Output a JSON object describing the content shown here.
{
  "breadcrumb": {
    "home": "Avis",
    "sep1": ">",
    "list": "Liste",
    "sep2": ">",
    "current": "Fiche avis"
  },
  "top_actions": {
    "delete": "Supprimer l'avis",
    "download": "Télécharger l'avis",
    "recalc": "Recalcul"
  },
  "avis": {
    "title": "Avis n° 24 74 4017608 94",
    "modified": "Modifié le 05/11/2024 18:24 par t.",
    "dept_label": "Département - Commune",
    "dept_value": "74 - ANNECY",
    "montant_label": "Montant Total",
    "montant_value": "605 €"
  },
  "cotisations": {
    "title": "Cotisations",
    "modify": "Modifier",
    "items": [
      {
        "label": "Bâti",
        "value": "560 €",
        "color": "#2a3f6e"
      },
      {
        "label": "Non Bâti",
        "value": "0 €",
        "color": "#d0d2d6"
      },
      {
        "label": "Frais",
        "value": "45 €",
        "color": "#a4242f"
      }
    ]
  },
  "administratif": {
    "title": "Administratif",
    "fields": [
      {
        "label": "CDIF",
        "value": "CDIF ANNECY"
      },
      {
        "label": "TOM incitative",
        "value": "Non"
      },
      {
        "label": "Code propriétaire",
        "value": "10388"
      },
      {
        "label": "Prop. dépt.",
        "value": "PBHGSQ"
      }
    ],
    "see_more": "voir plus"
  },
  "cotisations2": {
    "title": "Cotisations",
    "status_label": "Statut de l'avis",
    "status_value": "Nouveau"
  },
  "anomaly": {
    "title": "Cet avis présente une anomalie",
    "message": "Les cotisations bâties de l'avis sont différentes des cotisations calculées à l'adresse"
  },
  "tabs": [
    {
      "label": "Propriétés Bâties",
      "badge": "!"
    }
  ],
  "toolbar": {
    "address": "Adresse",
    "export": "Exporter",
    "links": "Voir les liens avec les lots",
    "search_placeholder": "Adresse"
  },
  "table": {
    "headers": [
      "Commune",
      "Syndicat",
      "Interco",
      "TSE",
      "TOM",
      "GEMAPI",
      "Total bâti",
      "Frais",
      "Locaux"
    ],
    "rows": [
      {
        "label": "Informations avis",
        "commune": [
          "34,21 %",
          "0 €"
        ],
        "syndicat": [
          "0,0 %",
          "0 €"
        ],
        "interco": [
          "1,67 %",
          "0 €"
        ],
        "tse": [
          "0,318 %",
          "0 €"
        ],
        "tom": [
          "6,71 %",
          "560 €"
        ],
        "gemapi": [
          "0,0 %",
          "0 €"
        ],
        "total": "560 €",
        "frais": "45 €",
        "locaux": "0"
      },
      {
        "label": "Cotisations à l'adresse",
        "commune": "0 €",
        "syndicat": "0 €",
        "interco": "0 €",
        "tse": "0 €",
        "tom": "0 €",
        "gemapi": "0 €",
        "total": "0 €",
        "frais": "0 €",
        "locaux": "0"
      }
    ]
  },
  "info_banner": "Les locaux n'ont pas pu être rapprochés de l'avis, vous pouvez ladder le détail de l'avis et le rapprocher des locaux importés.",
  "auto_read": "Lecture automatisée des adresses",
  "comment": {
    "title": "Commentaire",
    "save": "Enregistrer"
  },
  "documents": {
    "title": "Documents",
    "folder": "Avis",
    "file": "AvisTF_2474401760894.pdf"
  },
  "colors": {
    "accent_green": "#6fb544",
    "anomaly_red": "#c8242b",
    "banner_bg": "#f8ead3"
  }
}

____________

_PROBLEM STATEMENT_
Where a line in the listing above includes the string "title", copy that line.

_EXERCISE RESPONSE_
    "title": "Avis n° 24 74 4017608 94",
    "title": "Cotisations",
    "title": "Administratif",
    "title": "Cotisations",
    "title": "Cet avis présente une anomalie",
    "title": "Commentaire",
    "title": "Documents",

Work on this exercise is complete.